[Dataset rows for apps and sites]
- Opening Delimiter -

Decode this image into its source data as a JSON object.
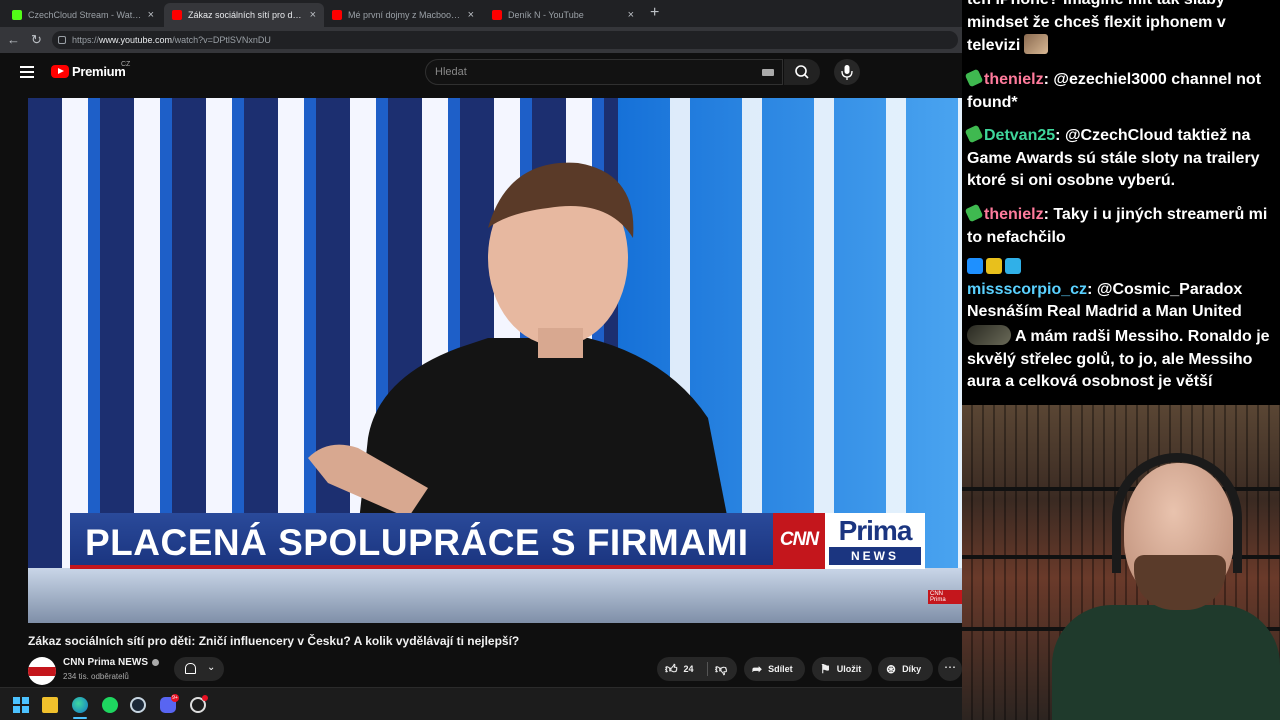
{
  "browser": {
    "tabs": [
      {
        "title": "CzechCloud Stream - Watch Live o",
        "icon_color": "#53fc18",
        "active": false
      },
      {
        "title": "Zákaz sociálních sítí pro děti: Z",
        "icon_color": "#ff0000",
        "active": true
      },
      {
        "title": "Mé první dojmy z Macbook Neo.",
        "icon_color": "#ff0000",
        "active": false
      },
      {
        "title": "Deník N - YouTube",
        "icon_color": "#ff0000",
        "active": false
      }
    ],
    "close_glyph": "×",
    "new_tab_glyph": "+",
    "url_scheme": "https://",
    "url_host": "www.youtube.com",
    "url_path": "/watch?v=DPtlSVNxnDU"
  },
  "youtube": {
    "brand": "Premium",
    "country": "CZ",
    "search_placeholder": "Hledat",
    "video_title": "Zákaz sociálních sítí pro děti: Zničí influencery v Česku? A kolik vydělávají ti nejlepší?",
    "channel_name": "CNN Prima NEWS",
    "subscribers": "234 tis. odběratelů",
    "like_count": "24",
    "share_label": "Sdílet",
    "save_label": "Uložit",
    "thanks_label": "Díky"
  },
  "video": {
    "banner_text": "PLACENÁ SPOLUPRÁCE S FIRMAMI",
    "logo_cnn": "CNN",
    "logo_prima": "Prima",
    "logo_news": "NEWS",
    "watermark": "CNN Prima"
  },
  "chat": {
    "messages": [
      {
        "user": "",
        "text": "ten iPhone? Imagine mít tak slabý mindset že chceš flexit iphonem v televizi",
        "user_color": "#ffffff"
      },
      {
        "user": "thenielz",
        "text": "@ezechiel3000 channel not found*",
        "user_color": "#ff7b9c"
      },
      {
        "user": "Detvan25",
        "text": "@CzechCloud taktiež na Game Awards sú stále sloty na trailery ktoré si oni osobne vyberú.",
        "user_color": "#3fd69b"
      },
      {
        "user": "thenielz",
        "text": "Taky i u jiných streamerů mi to nefachčilo",
        "user_color": "#ff7b9c"
      },
      {
        "user": "missscorpio_cz",
        "text": "@Cosmic_Paradox Nesnáším Real Madrid a Man United",
        "user_color": "#5ad1ff"
      },
      {
        "user": "",
        "text": "A mám radši Messiho. Ronaldo je skvělý střelec golů, to jo, ale Messiho aura a celková osobnost je větší",
        "user_color": "#ffffff"
      }
    ]
  },
  "taskbar": {
    "discord_badge": "9+"
  }
}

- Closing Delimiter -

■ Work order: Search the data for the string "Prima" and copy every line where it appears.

■ Your response:
    "channel_name": "CNN Prima NEWS",
    "logo_prima": "Prima",
    "watermark": "CNN Prima"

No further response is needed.